**What to do**
Copy the full listing, changing nothing.
● ● ●
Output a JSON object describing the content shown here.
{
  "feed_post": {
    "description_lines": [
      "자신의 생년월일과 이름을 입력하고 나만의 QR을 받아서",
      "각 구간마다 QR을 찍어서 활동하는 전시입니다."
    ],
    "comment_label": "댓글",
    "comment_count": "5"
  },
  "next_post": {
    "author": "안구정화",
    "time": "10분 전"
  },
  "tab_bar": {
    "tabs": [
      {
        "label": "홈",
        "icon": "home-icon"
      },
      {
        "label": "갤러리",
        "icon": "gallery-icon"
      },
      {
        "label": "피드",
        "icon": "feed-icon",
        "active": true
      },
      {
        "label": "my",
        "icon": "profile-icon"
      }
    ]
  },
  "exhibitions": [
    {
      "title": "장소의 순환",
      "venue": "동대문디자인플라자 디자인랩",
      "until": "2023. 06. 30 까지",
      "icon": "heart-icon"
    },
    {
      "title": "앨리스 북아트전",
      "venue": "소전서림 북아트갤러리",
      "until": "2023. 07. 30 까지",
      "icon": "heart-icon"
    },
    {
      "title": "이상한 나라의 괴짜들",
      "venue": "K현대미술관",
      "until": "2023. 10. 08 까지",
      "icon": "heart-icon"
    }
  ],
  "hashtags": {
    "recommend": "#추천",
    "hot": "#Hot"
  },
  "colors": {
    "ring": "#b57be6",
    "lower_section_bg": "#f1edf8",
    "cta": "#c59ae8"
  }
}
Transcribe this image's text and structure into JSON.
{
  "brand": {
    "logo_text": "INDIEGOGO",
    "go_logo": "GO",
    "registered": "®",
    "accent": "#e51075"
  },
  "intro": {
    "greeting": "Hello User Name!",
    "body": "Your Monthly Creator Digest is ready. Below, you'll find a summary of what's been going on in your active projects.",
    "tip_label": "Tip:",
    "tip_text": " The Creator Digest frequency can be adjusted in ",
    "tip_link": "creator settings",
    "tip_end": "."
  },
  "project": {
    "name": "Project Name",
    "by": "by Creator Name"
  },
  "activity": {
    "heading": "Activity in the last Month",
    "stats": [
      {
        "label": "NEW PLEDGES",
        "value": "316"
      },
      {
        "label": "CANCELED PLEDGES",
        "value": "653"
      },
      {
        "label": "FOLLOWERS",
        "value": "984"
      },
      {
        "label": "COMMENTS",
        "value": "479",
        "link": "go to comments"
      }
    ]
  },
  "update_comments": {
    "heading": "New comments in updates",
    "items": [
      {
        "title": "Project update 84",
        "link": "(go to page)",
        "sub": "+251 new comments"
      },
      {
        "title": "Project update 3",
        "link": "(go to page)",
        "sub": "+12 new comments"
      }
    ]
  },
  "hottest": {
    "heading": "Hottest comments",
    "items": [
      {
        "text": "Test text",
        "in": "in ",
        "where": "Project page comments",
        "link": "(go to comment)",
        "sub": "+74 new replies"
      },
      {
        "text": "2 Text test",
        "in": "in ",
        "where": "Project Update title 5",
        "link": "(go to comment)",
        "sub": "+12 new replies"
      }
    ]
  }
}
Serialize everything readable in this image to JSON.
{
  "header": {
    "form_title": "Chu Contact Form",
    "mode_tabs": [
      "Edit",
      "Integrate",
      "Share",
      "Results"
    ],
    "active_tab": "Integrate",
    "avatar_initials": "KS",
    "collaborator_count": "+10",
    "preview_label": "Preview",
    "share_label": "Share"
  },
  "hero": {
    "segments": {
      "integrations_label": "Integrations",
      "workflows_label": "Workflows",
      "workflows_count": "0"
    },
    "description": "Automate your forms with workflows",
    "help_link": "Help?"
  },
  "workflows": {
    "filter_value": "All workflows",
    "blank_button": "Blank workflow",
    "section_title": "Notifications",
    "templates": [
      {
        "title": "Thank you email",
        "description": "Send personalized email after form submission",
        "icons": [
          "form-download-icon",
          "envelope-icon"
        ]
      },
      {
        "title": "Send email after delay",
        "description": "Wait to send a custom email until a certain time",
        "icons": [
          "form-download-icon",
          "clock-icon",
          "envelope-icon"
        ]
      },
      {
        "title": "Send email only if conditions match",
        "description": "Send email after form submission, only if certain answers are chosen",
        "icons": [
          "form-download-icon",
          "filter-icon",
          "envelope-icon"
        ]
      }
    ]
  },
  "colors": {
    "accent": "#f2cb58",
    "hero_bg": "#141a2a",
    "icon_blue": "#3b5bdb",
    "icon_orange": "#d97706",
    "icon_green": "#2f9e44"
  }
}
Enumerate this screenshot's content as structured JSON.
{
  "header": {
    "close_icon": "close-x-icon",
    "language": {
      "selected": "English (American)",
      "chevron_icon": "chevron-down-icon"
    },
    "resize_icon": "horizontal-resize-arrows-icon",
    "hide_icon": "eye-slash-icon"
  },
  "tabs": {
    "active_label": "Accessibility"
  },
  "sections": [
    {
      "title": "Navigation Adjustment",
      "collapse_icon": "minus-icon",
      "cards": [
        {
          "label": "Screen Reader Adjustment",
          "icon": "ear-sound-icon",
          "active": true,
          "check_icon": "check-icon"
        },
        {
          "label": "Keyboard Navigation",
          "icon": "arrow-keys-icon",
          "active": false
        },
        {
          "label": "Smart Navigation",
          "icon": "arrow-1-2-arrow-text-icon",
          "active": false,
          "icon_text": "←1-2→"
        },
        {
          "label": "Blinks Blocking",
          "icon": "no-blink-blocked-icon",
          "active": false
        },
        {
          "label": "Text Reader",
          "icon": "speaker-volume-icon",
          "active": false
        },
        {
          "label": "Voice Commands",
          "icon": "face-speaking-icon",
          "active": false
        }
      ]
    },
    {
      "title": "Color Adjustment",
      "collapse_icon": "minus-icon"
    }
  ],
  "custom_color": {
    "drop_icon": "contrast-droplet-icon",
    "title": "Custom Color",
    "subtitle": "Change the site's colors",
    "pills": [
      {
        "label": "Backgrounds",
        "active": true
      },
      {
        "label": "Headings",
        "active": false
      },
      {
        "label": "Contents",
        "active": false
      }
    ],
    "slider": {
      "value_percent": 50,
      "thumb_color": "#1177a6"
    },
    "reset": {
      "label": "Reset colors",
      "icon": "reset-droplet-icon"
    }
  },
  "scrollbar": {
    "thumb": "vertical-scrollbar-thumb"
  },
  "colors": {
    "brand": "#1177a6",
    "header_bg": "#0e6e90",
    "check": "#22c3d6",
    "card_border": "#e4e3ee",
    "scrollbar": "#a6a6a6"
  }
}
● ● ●
**Output for this task**
Output a JSON object describing the content shown here.
{
  "feed_post": {
    "description_lines": [
      "자신의 생년월일과 이름을 입력하고 나만의 QR을 받아서",
      "각 구간마다 QR을 찍어서 활동하는 전시입니다."
    ],
    "comment_label": "댓글",
    "comment_count": "5"
  },
  "next_post": {
    "author": "안구정화",
    "time": "10분 전"
  },
  "tab_bar": {
    "tabs": [
      {
        "label": "홈",
        "icon": "home-icon"
      },
      {
        "label": "갤러리",
        "icon": "gallery-icon"
      },
      {
        "label": "피드",
        "icon": "feed-icon",
        "active": true
      },
      {
        "label": "my",
        "icon": "profile-icon"
      }
    ]
  },
  "exhibitions": [
    {
      "title": "장소의 순환",
      "venue": "동대문디자인플라자 디자인랩",
      "until": "2023. 06. 30 까지",
      "icon": "heart-icon"
    },
    {
      "title": "앨리스 북아트전",
      "venue": "소전서림 북아트갤러리",
      "until": "2023. 07. 30 까지",
      "icon": "heart-icon"
    },
    {
      "title": "이상한 나라의 괴짜들",
      "venue": "K현대미술관",
      "until": "2023. 10. 08 까지",
      "icon": "heart-icon"
    }
  ],
  "hashtags": {
    "recommend": "#추천",
    "hot": "#Hot"
  },
  "colors": {
    "ring": "#b57be6",
    "lower_section_bg": "#f1edf8",
    "cta": "#c59ae8"
  }
}
Transcribe this image's text and structure into JSON.
{
  "brand": {
    "logo_text": "INDIEGOGO",
    "go_logo": "GO",
    "registered": "®",
    "accent": "#e51075"
  },
  "intro": {
    "greeting": "Hello User Name!",
    "body": "Your Monthly Creator Digest is ready. Below, you'll find a summary of what's been going on in your active projects.",
    "tip_label": "Tip:",
    "tip_text": " The Creator Digest frequency can be adjusted in ",
    "tip_link": "creator settings",
    "tip_end": "."
  },
  "project": {
    "name": "Project Name",
    "by": "by Creator Name"
  },
  "activity": {
    "heading": "Activity in the last Month",
    "stats": [
      {
        "label": "NEW PLEDGES",
        "value": "316"
      },
      {
        "label": "CANCELED PLEDGES",
        "value": "653"
      },
      {
        "label": "FOLLOWERS",
        "value": "984"
      },
      {
        "label": "COMMENTS",
        "value": "479",
        "link": "go to comments"
      }
    ]
  },
  "update_comments": {
    "heading": "New comments in updates",
    "items": [
      {
        "title": "Project update 84",
        "link": "(go to page)",
        "sub": "+251 new comments"
      },
      {
        "title": "Project update 3",
        "link": "(go to page)",
        "sub": "+12 new comments"
      }
    ]
  },
  "hottest": {
    "heading": "Hottest comments",
    "items": [
      {
        "text": "Test text",
        "in": "in ",
        "where": "Project page comments",
        "link": "(go to comment)",
        "sub": "+74 new replies"
      },
      {
        "text": "2 Text test",
        "in": "in ",
        "where": "Project Update title 5",
        "link": "(go to comment)",
        "sub": "+12 new replies"
      }
    ]
  }
}
Serialize everything readable in this image to JSON.
{
  "header": {
    "form_title": "Chu Contact Form",
    "mode_tabs": [
      "Edit",
      "Integrate",
      "Share",
      "Results"
    ],
    "active_tab": "Integrate",
    "avatar_initials": "KS",
    "collaborator_count": "+10",
    "preview_label": "Preview",
    "share_label": "Share"
  },
  "hero": {
    "segments": {
      "integrations_label": "Integrations",
      "workflows_label": "Workflows",
      "workflows_count": "0"
    },
    "description": "Automate your forms with workflows",
    "help_link": "Help?"
  },
  "workflows": {
    "filter_value": "All workflows",
    "blank_button": "Blank workflow",
    "section_title": "Notifications",
    "templates": [
      {
        "title": "Thank you email",
        "description": "Send personalized email after form submission",
        "icons": [
          "form-download-icon",
          "envelope-icon"
        ]
      },
      {
        "title": "Send email after delay",
        "description": "Wait to send a custom email until a certain time",
        "icons": [
          "form-download-icon",
          "clock-icon",
          "envelope-icon"
        ]
      },
      {
        "title": "Send email only if conditions match",
        "description": "Send email after form submission, only if certain answers are chosen",
        "icons": [
          "form-download-icon",
          "filter-icon",
          "envelope-icon"
        ]
      }
    ]
  },
  "colors": {
    "accent": "#f2cb58",
    "hero_bg": "#141a2a",
    "icon_blue": "#3b5bdb",
    "icon_orange": "#d97706",
    "icon_green": "#2f9e44"
  }
}
Enumerate this screenshot's content as structured JSON.
{
  "header": {
    "close_icon": "close-x-icon",
    "language": {
      "selected": "English (American)",
      "chevron_icon": "chevron-down-icon"
    },
    "resize_icon": "horizontal-resize-arrows-icon",
    "hide_icon": "eye-slash-icon"
  },
  "tabs": {
    "active_label": "Accessibility"
  },
  "sections": [
    {
      "title": "Navigation Adjustment",
      "collapse_icon": "minus-icon",
      "cards": [
        {
          "label": "Screen Reader Adjustment",
          "icon": "ear-sound-icon",
          "active": true,
          "check_icon": "check-icon"
        },
        {
          "label": "Keyboard Navigation",
          "icon": "arrow-keys-icon",
          "active": false
        },
        {
          "label": "Smart Navigation",
          "icon": "arrow-1-2-arrow-text-icon",
          "active": false,
          "icon_text": "←1-2→"
        },
        {
          "label": "Blinks Blocking",
          "icon": "no-blink-blocked-icon",
          "active": false
        },
        {
          "label": "Text Reader",
          "icon": "speaker-volume-icon",
          "active": false
        },
        {
          "label": "Voice Commands",
          "icon": "face-speaking-icon",
          "active": false
        }
      ]
    },
    {
      "title": "Color Adjustment",
      "collapse_icon": "minus-icon"
    }
  ],
  "custom_color": {
    "drop_icon": "contrast-droplet-icon",
    "title": "Custom Color",
    "subtitle": "Change the site's colors",
    "pills": [
      {
        "label": "Backgrounds",
        "active": true
      },
      {
        "label": "Headings",
        "active": false
      },
      {
        "label": "Contents",
        "active": false
      }
    ],
    "slider": {
      "value_percent": 50,
      "thumb_color": "#1177a6"
    },
    "reset": {
      "label": "Reset colors",
      "icon": "reset-droplet-icon"
    }
  },
  "scrollbar": {
    "thumb": "vertical-scrollbar-thumb"
  },
  "colors": {
    "brand": "#1177a6",
    "header_bg": "#0e6e90",
    "check": "#22c3d6",
    "card_border": "#e4e3ee",
    "scrollbar": "#a6a6a6"
  }
}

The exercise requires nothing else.